## Records for this exercise:
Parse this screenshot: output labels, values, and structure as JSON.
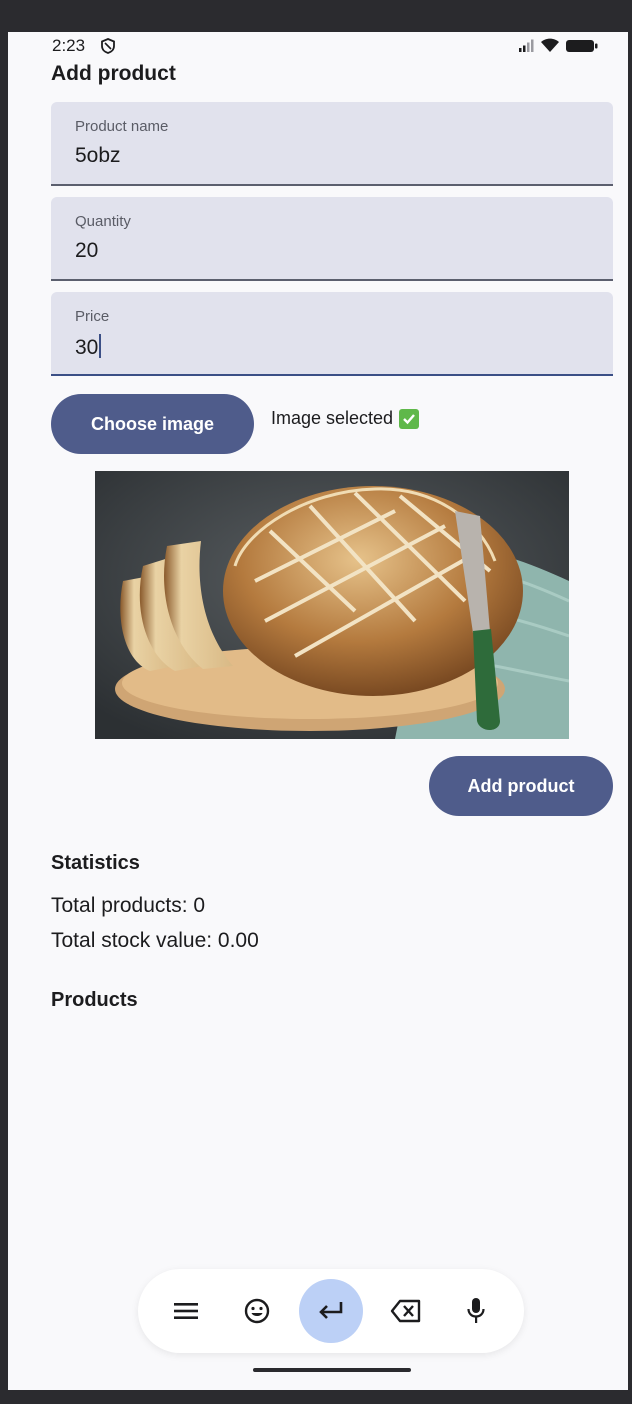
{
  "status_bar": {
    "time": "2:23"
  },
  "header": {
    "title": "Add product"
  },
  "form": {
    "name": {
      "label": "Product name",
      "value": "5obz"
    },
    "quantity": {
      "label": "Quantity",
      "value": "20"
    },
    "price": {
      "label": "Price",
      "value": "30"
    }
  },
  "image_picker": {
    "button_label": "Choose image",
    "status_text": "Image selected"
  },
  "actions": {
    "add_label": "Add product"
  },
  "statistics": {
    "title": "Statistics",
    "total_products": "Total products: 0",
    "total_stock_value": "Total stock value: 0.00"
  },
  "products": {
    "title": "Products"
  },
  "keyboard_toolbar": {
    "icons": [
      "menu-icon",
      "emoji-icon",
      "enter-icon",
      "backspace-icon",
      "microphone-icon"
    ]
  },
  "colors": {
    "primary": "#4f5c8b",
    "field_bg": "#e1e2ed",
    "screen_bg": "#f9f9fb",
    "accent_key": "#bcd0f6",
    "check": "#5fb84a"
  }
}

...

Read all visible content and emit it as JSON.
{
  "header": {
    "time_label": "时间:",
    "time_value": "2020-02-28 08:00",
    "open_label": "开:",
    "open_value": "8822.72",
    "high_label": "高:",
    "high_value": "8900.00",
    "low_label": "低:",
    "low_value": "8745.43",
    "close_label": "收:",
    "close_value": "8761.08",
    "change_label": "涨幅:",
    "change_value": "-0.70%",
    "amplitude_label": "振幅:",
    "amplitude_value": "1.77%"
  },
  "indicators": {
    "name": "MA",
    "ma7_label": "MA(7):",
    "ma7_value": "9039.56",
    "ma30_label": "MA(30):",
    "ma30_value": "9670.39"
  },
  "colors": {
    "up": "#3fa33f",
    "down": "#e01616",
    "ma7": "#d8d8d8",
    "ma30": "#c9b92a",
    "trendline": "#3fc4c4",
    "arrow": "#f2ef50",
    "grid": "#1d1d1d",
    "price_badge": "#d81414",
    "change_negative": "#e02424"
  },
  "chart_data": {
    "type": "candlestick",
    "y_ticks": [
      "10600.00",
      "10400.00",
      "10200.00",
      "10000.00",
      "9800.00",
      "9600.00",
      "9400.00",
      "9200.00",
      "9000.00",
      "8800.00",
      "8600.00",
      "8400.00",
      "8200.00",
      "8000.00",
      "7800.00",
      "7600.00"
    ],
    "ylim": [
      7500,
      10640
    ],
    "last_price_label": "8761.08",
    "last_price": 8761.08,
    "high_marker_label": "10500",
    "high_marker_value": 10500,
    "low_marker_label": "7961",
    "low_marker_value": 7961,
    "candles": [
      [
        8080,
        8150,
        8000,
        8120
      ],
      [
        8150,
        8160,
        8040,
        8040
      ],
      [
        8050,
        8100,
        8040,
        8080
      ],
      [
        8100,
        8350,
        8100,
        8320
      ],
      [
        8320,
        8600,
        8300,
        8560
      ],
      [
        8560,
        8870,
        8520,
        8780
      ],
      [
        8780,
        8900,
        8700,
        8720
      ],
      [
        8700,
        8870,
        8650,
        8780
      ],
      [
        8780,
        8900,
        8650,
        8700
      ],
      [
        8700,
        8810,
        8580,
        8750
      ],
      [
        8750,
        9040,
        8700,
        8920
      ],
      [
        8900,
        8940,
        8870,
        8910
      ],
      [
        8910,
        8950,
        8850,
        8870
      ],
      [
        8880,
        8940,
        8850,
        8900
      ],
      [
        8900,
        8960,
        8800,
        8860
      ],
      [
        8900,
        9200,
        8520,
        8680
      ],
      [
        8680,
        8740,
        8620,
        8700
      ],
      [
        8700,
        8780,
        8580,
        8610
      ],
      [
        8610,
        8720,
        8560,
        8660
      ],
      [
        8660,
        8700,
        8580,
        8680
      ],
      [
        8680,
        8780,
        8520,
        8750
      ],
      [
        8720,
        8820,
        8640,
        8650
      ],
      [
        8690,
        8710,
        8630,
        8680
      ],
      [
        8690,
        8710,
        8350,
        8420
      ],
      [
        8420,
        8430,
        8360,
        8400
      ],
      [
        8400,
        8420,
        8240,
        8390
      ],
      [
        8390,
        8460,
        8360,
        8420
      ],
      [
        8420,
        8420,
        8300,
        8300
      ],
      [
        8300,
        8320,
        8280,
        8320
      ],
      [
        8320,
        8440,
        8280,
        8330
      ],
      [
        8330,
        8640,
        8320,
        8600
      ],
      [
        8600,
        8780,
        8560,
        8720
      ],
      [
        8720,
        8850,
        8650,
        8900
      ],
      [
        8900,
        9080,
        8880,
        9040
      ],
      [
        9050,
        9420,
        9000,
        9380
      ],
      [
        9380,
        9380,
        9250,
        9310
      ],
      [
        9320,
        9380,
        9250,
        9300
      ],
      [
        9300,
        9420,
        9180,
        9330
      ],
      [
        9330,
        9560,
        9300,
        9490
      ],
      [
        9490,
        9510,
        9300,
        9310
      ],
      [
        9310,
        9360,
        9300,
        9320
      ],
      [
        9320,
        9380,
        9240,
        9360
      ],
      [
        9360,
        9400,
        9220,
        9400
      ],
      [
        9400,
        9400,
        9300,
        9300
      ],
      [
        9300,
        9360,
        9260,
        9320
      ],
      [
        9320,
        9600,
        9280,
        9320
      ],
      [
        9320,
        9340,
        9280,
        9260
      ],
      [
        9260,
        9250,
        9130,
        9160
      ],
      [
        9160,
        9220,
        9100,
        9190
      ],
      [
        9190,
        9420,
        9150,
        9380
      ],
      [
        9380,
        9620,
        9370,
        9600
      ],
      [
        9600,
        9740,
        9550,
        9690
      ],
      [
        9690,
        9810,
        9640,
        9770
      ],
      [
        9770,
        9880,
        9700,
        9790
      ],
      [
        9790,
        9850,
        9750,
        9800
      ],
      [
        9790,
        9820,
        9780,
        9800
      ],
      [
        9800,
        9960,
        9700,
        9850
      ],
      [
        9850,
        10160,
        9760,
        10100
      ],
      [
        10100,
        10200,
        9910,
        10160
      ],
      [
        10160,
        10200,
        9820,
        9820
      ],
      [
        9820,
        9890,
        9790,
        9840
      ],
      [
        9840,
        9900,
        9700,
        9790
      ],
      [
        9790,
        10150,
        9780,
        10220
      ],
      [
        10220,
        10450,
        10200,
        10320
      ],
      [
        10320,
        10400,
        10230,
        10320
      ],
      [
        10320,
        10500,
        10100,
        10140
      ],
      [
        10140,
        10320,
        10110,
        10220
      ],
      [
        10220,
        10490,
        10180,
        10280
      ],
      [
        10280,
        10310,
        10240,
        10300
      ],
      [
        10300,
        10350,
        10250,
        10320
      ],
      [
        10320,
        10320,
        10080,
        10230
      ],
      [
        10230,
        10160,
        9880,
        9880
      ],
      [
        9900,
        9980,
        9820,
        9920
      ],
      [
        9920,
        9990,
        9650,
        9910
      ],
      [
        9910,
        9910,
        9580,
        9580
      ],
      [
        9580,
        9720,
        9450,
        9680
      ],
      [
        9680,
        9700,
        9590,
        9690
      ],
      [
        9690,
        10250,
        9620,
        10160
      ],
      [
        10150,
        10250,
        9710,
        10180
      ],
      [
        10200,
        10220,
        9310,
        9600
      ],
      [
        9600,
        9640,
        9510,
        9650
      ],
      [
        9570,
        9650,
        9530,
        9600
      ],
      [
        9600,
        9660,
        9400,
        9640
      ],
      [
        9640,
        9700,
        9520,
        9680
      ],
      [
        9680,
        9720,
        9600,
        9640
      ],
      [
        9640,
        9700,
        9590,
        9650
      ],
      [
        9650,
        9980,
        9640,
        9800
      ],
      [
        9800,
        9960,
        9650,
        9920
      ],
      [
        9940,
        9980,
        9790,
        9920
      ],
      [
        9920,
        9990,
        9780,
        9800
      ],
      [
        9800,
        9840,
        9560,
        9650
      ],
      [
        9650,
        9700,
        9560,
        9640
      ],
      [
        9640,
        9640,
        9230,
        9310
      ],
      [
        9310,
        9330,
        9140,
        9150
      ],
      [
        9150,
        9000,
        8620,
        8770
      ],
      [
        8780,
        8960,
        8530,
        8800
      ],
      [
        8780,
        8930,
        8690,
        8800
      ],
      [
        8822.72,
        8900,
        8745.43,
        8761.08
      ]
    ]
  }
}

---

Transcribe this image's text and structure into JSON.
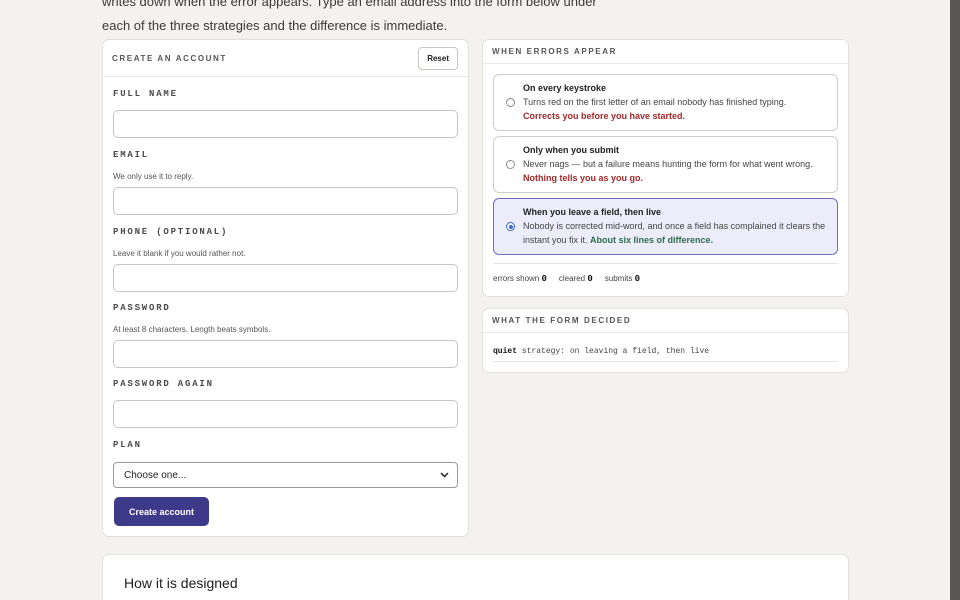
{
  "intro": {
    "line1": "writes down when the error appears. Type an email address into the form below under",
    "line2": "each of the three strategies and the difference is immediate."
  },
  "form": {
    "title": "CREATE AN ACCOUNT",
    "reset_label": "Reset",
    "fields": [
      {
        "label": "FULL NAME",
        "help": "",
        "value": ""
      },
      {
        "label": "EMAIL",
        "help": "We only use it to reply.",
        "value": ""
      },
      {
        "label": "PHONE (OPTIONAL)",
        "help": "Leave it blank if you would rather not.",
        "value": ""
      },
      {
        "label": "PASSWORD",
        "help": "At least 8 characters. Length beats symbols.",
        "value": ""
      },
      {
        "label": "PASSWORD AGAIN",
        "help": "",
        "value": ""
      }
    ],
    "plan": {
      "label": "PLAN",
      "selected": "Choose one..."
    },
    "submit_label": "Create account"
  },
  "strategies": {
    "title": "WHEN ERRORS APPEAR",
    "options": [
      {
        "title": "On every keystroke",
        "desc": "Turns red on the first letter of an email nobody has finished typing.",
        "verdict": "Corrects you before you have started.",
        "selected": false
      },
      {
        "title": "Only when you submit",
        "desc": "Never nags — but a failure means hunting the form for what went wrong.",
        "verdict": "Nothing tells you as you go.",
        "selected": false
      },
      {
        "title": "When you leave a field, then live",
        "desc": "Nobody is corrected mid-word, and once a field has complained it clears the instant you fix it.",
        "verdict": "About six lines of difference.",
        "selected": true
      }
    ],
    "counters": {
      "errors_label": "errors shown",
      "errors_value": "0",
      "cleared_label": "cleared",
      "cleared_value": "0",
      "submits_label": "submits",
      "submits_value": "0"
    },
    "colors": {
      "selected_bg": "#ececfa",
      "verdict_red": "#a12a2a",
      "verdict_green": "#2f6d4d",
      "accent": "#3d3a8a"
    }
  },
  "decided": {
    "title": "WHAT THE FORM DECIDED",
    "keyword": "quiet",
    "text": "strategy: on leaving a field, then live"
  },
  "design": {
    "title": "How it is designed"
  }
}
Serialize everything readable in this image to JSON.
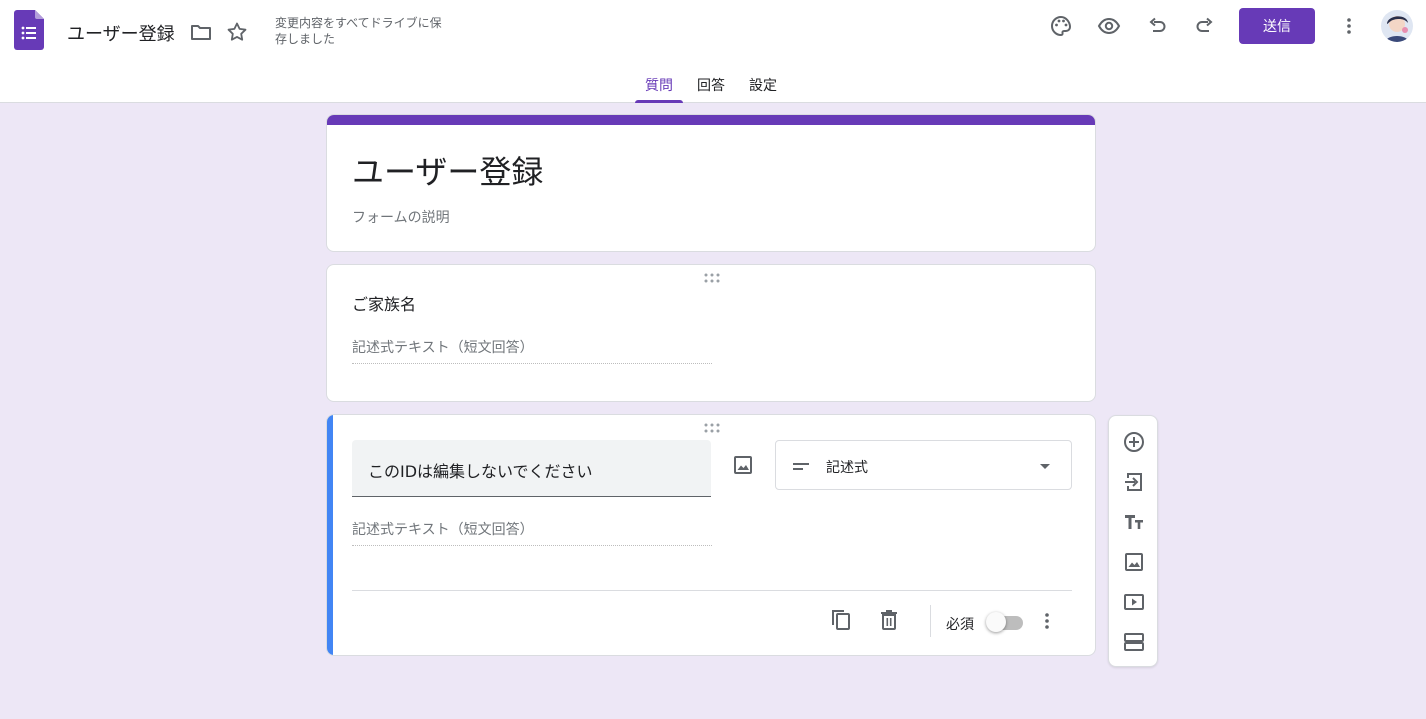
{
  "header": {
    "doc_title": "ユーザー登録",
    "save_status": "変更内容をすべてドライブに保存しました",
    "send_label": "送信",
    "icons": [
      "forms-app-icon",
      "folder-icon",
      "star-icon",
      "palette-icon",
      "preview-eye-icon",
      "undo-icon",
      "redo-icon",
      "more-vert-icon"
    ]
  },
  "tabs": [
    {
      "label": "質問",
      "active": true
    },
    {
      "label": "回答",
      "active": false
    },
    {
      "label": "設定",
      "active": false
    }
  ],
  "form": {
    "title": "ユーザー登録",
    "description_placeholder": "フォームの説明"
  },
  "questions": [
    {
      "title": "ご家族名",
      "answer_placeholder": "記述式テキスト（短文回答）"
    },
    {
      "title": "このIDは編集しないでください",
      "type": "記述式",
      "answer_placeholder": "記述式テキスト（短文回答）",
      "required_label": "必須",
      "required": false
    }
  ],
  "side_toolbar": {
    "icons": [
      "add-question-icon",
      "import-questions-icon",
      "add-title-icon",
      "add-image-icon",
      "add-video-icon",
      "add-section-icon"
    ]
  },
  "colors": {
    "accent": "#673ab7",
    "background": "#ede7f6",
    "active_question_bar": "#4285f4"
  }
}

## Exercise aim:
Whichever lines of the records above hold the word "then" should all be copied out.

## Response:
        "title": "When you leave a field, then live",
    "text": "strategy: on leaving a field, then live"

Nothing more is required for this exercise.